» Aim of the exercise:
Images stay out. Everything else in the records is repeated exactly.

○ ○ ○ ○ ○ ○ ○

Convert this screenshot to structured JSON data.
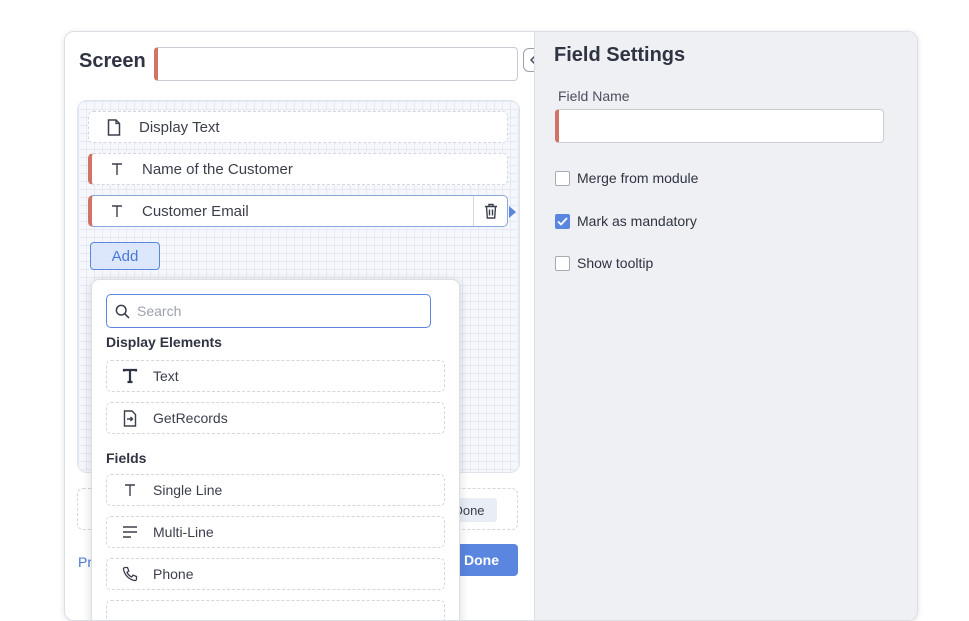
{
  "screen": {
    "title": "Screen",
    "name_value": ""
  },
  "fields": [
    {
      "label": "Display Text",
      "icon": "document-icon"
    },
    {
      "label": "Name of the Customer",
      "icon": "text-icon"
    },
    {
      "label": "Customer Email",
      "icon": "text-icon"
    }
  ],
  "add_label": "Add",
  "picker": {
    "search_placeholder": "Search",
    "display_section": "Display Elements",
    "display_items": [
      {
        "label": "Text",
        "icon": "bold-text-icon"
      },
      {
        "label": "GetRecords",
        "icon": "get-records-icon"
      }
    ],
    "fields_section": "Fields",
    "field_items": [
      {
        "label": "Single Line",
        "icon": "text-icon"
      },
      {
        "label": "Multi-Line",
        "icon": "lines-icon"
      },
      {
        "label": "Phone",
        "icon": "phone-icon"
      }
    ]
  },
  "footer": {
    "small_done": "Done",
    "prev_label": "Pr",
    "done_label": "Done"
  },
  "settings": {
    "title": "Field Settings",
    "field_name_label": "Field Name",
    "field_name_value": "",
    "options": [
      {
        "label": "Merge from module",
        "checked": false
      },
      {
        "label": "Mark as mandatory",
        "checked": true
      },
      {
        "label": "Show tooltip",
        "checked": false
      }
    ]
  },
  "colors": {
    "accent": "#5a86e0",
    "required": "#d17466",
    "panel_bg": "#eff0f4"
  }
}
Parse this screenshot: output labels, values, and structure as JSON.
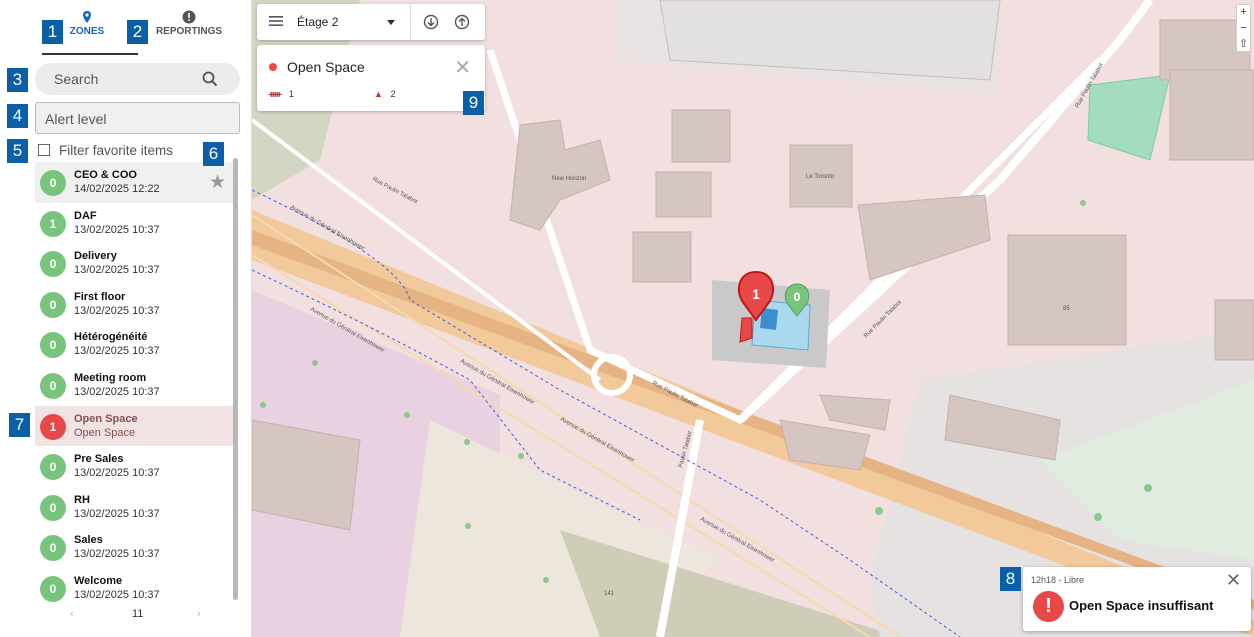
{
  "tabs": {
    "zones": "ZONES",
    "reportings": "REPORTINGS"
  },
  "badges": [
    "1",
    "2",
    "3",
    "4",
    "5",
    "6",
    "7",
    "8",
    "9"
  ],
  "search": {
    "placeholder": "Search"
  },
  "alert_level": {
    "placeholder": "Alert level"
  },
  "favorites": {
    "label": "Filter favorite items"
  },
  "zones": [
    {
      "count": "0",
      "name": "CEO & COO",
      "sub": "14/02/2025 12:22",
      "level": "ok"
    },
    {
      "count": "1",
      "name": "DAF",
      "sub": "13/02/2025 10:37",
      "level": "ok"
    },
    {
      "count": "0",
      "name": "Delivery",
      "sub": "13/02/2025 10:37",
      "level": "ok"
    },
    {
      "count": "0",
      "name": "First floor",
      "sub": "13/02/2025 10:37",
      "level": "ok"
    },
    {
      "count": "0",
      "name": "Hétérogénéité",
      "sub": "13/02/2025 10:37",
      "level": "ok"
    },
    {
      "count": "0",
      "name": "Meeting room",
      "sub": "13/02/2025 10:37",
      "level": "ok"
    },
    {
      "count": "1",
      "name": "Open Space",
      "sub": "Open Space",
      "level": "alert"
    },
    {
      "count": "0",
      "name": "Pre Sales",
      "sub": "13/02/2025 10:37",
      "level": "ok"
    },
    {
      "count": "0",
      "name": "RH",
      "sub": "13/02/2025 10:37",
      "level": "ok"
    },
    {
      "count": "0",
      "name": "Sales",
      "sub": "13/02/2025 10:37",
      "level": "ok"
    },
    {
      "count": "0",
      "name": "Welcome",
      "sub": "13/02/2025 10:37",
      "level": "ok"
    }
  ],
  "pager": {
    "prev": "‹",
    "page": "11",
    "next": "›"
  },
  "floor": {
    "label": "Étage 2"
  },
  "info": {
    "title": "Open Space",
    "people": "1",
    "warnings": "2"
  },
  "notification": {
    "time": "12h18 - Libre",
    "message": "Open Space insuffisant",
    "icon": "!"
  },
  "map_pins": {
    "alert": "1",
    "ok": "0"
  },
  "zoom": {
    "in": "+",
    "out": "−",
    "reset": "⇧"
  },
  "map_labels": {
    "road_eisenhower_1": "Avenue du Général Eisenhower",
    "road_eisenhower_2": "Avenue du Général Eisenhower",
    "road_eisenhower_3": "Avenue du Général Eisenhower",
    "road_eisenhower_4": "Avenue du Général Eisenhower",
    "road_eisenhower_5": "Avenue du Général Eisenhower",
    "road_talabot_1": "Rue Paulin Talabot",
    "road_talabot_2": "Rue Paulin Talabot",
    "road_talabot_3": "Rue Paulin Talabot",
    "road_talabot_4": "Rue Paulin Talabot",
    "road_talabot_5": "Paulin Talabot",
    "new_horizon": "New Horizon",
    "le_toronto": "Le Toronto",
    "label_85": "85",
    "label_141": "141"
  },
  "colors": {
    "accent": "#1565c0",
    "badge": "#0a5fa8",
    "ok": "#78c47d",
    "alert": "#e94848"
  }
}
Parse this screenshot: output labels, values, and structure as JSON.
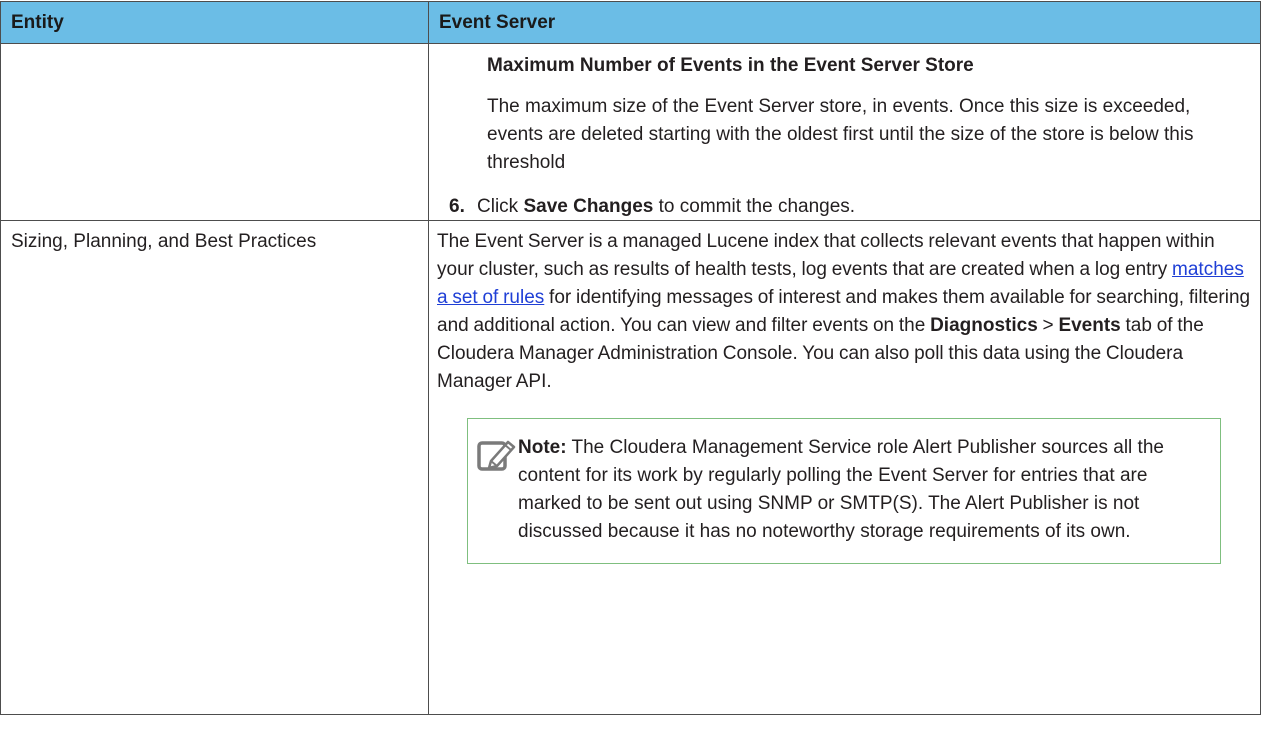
{
  "table": {
    "headers": [
      "Entity",
      "Event Server"
    ],
    "row1": {
      "entity": "",
      "detail_title": "Maximum Number of Events in the Event Server Store",
      "detail_text": "The maximum size of the Event Server store, in events. Once this size is exceeded, events are deleted starting with the oldest first until the size of the store is below this threshold",
      "step_number": "6.",
      "step_pre": "Click ",
      "step_bold": "Save Changes",
      "step_post": " to commit the changes."
    },
    "row2": {
      "entity": "Sizing, Planning, and Best Practices",
      "para_1": "The Event Server is a managed Lucene index that collects relevant events that happen within your cluster, such as results of health tests, log events that are created when a log entry ",
      "link_text": "matches a set of rules",
      "para_2": " for identifying messages of interest and makes them available for searching, filtering and additional action. You can view and filter events on the ",
      "bold_1": "Diagnostics",
      "sep": " > ",
      "bold_2": "Events",
      "para_3": " tab of the Cloudera Manager Administration Console. You can also poll this data using the Cloudera Manager API.",
      "note_label": "Note:",
      "note_text": " The Cloudera Management Service role Alert Publisher sources all the content for its work by regularly polling the Event Server for entries that are marked to be sent out using SNMP or SMTP(S). The Alert Publisher is not discussed because it has no noteworthy storage requirements of its own."
    }
  },
  "colors": {
    "header_bg": "#6bbde6",
    "link": "#1f3fd6",
    "note_border": "#7fbf7f"
  },
  "icons": {
    "note": "note-pencil-icon"
  }
}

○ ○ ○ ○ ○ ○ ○

» The answer:
Convert this screenshot to structured JSON data.
{
  "screen": {
    "title": "Screen",
    "name_value": ""
  },
  "fields": [
    {
      "label": "Display Text",
      "icon": "document-icon"
    },
    {
      "label": "Name of the Customer",
      "icon": "text-icon"
    },
    {
      "label": "Customer Email",
      "icon": "text-icon"
    }
  ],
  "add_label": "Add",
  "picker": {
    "search_placeholder": "Search",
    "display_section": "Display Elements",
    "display_items": [
      {
        "label": "Text",
        "icon": "bold-text-icon"
      },
      {
        "label": "GetRecords",
        "icon": "get-records-icon"
      }
    ],
    "fields_section": "Fields",
    "field_items": [
      {
        "label": "Single Line",
        "icon": "text-icon"
      },
      {
        "label": "Multi-Line",
        "icon": "lines-icon"
      },
      {
        "label": "Phone",
        "icon": "phone-icon"
      }
    ]
  },
  "footer": {
    "small_done": "Done",
    "prev_label": "Pr",
    "done_label": "Done"
  },
  "settings": {
    "title": "Field Settings",
    "field_name_label": "Field Name",
    "field_name_value": "",
    "options": [
      {
        "label": "Merge from module",
        "checked": false
      },
      {
        "label": "Mark as mandatory",
        "checked": true
      },
      {
        "label": "Show tooltip",
        "checked": false
      }
    ]
  },
  "colors": {
    "accent": "#5a86e0",
    "required": "#d17466",
    "panel_bg": "#eff0f4"
  }
}
Parse this screenshot: output labels, values, and structure as JSON.
{
  "tabs": {
    "zones": "ZONES",
    "reportings": "REPORTINGS"
  },
  "badges": [
    "1",
    "2",
    "3",
    "4",
    "5",
    "6",
    "7",
    "8",
    "9"
  ],
  "search": {
    "placeholder": "Search"
  },
  "alert_level": {
    "placeholder": "Alert level"
  },
  "favorites": {
    "label": "Filter favorite items"
  },
  "zones": [
    {
      "count": "0",
      "name": "CEO & COO",
      "sub": "14/02/2025 12:22",
      "level": "ok"
    },
    {
      "count": "1",
      "name": "DAF",
      "sub": "13/02/2025 10:37",
      "level": "ok"
    },
    {
      "count": "0",
      "name": "Delivery",
      "sub": "13/02/2025 10:37",
      "level": "ok"
    },
    {
      "count": "0",
      "name": "First floor",
      "sub": "13/02/2025 10:37",
      "level": "ok"
    },
    {
      "count": "0",
      "name": "Hétérogénéité",
      "sub": "13/02/2025 10:37",
      "level": "ok"
    },
    {
      "count": "0",
      "name": "Meeting room",
      "sub": "13/02/2025 10:37",
      "level": "ok"
    },
    {
      "count": "1",
      "name": "Open Space",
      "sub": "Open Space",
      "level": "alert"
    },
    {
      "count": "0",
      "name": "Pre Sales",
      "sub": "13/02/2025 10:37",
      "level": "ok"
    },
    {
      "count": "0",
      "name": "RH",
      "sub": "13/02/2025 10:37",
      "level": "ok"
    },
    {
      "count": "0",
      "name": "Sales",
      "sub": "13/02/2025 10:37",
      "level": "ok"
    },
    {
      "count": "0",
      "name": "Welcome",
      "sub": "13/02/2025 10:37",
      "level": "ok"
    }
  ],
  "pager": {
    "prev": "‹",
    "page": "11",
    "next": "›"
  },
  "floor": {
    "label": "Étage 2"
  },
  "info": {
    "title": "Open Space",
    "people": "1",
    "warnings": "2"
  },
  "notification": {
    "time": "12h18 - Libre",
    "message": "Open Space insuffisant",
    "icon": "!"
  },
  "map_pins": {
    "alert": "1",
    "ok": "0"
  },
  "zoom": {
    "in": "+",
    "out": "−",
    "reset": "⇧"
  },
  "map_labels": {
    "road_eisenhower_1": "Avenue du Général Eisenhower",
    "road_eisenhower_2": "Avenue du Général Eisenhower",
    "road_eisenhower_3": "Avenue du Général Eisenhower",
    "road_eisenhower_4": "Avenue du Général Eisenhower",
    "road_eisenhower_5": "Avenue du Général Eisenhower",
    "road_talabot_1": "Rue Paulin Talabot",
    "road_talabot_2": "Rue Paulin Talabot",
    "road_talabot_3": "Rue Paulin Talabot",
    "road_talabot_4": "Rue Paulin Talabot",
    "road_talabot_5": "Paulin Talabot",
    "new_horizon": "New Horizon",
    "le_toronto": "Le Toronto",
    "label_85": "85",
    "label_141": "141"
  },
  "colors": {
    "accent": "#1565c0",
    "badge": "#0a5fa8",
    "ok": "#78c47d",
    "alert": "#e94848"
  }
}
Parse this screenshot: output labels, values, and structure as JSON.
{
  "table": {
    "headers": [
      "Entity",
      "Event Server"
    ],
    "row1": {
      "entity": "",
      "detail_title": "Maximum Number of Events in the Event Server Store",
      "detail_text": "The maximum size of the Event Server store, in events. Once this size is exceeded, events are deleted starting with the oldest first until the size of the store is below this threshold",
      "step_number": "6.",
      "step_pre": "Click ",
      "step_bold": "Save Changes",
      "step_post": " to commit the changes."
    },
    "row2": {
      "entity": "Sizing, Planning, and Best Practices",
      "para_1": "The Event Server is a managed Lucene index that collects relevant events that happen within your cluster, such as results of health tests, log events that are created when a log entry ",
      "link_text": "matches a set of rules",
      "para_2": " for identifying messages of interest and makes them available for searching, filtering and additional action. You can view and filter events on the ",
      "bold_1": "Diagnostics",
      "sep": " > ",
      "bold_2": "Events",
      "para_3": " tab of the Cloudera Manager Administration Console. You can also poll this data using the Cloudera Manager API.",
      "note_label": "Note:",
      "note_text": " The Cloudera Management Service role Alert Publisher sources all the content for its work by regularly polling the Event Server for entries that are marked to be sent out using SNMP or SMTP(S). The Alert Publisher is not discussed because it has no noteworthy storage requirements of its own."
    }
  },
  "colors": {
    "header_bg": "#6bbde6",
    "link": "#1f3fd6",
    "note_border": "#7fbf7f"
  },
  "icons": {
    "note": "note-pencil-icon"
  }
}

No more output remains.